Throughout the foregoing discussion the collar has been defined as welded in place surrounding the abutment plates. It should be understood that the collars may be bolted in place having been provided with apertured ears and the abutting ends of the collar which method is less preferred and not illustrated in detail being readily apparent to those skilled in the art. However, since bolting complicates the stress analysis picture by introducing additional factors and calculations on the scene, the preferred method is to weld the collar as illustrated throughout the specification.
Having described the invention in its best mode and modifications thereof, it will be appreciated that various modifications as may occur to those skilled in the art are embraced within the inventive concept defined by the appended claims.
|Cited Patent||Filing date||Publication date||Applicant||Title|
|US415037 *||Nov 12, 1889||Metal pile|
|US669673 *||Jun 21, 1900||Mar 12, 1901||Theodore Averbeck||Pipe-coupling.|
|US1043412 *||Apr 12, 1911||Nov 5, 1912||Benjamin F Faunce||Metallic receptacle.|
|US1967467 *||Feb 4, 1932||Jul 24, 1934||Damsel William B||Joint for concrete and plastic pipes|

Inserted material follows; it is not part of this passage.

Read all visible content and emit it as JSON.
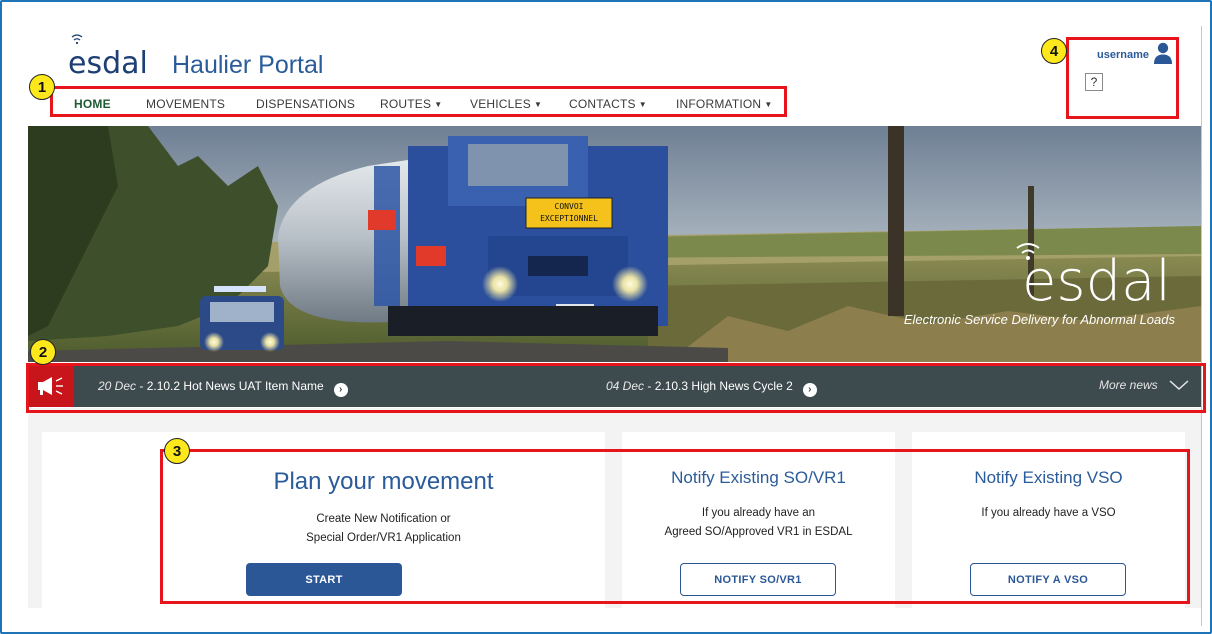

|US3457728 *||Mar 26, 1968||Jul 29, 1969||Texaco Inc||Replaceable pile sleeve insert|
|US3720068 *||Apr 12, 1972||Mar 13, 1973||Rosa E De||Method and apparatus for splicing replacement pile section to pile stub|
|US3744577 *||Oct 1, 1971||Jul 10, 1973||Dresser Ind||Earth boring machine with a readily replaceable drill rod chuck|
|US3796057 *||May 15, 1972||Mar 12, 1974||Apf Corp||Pile splicer with retaining means|
|IT589324A *||Title not available|
|Citing Patent||Filing date||Publication date||Applicant||Title|
|US4504174 *||Jan 4, 1983||Mar 12, 1985||Freyssinet International (Stup)||Elongated elements of pre-stressed concrete, adapted to be assembled end to end|
|US5577857 *||Apr 7, 1994||Nov 26, 1996||Daido Concrete Co., Ltd.||Joint structure for pillars and its joining method|
|US7546656 *||May 10, 2006||Jun 16, 2009||Daewoo Engineering & Construction Co., Ltd||Method of installing prefabricated, segment concrete filled tube members|
|US20070039283 *||May 10, 2006||Feb 22, 2007||Seong-Woon Kim||Prefabricated segmental concrete filled tube member, and fabrication structure and method using the same|
|CN102352624A *||Sep 26, 2011||Feb 15, 2012||浙江中淳新材料股份有限公司||Pile splicing structure for precast piles|
|EP0663476A1 *||Apr 7, 1994||Jul 19, 1995||Daido Concrete Co. Ltd.||Joint structure for pillars and its joining method|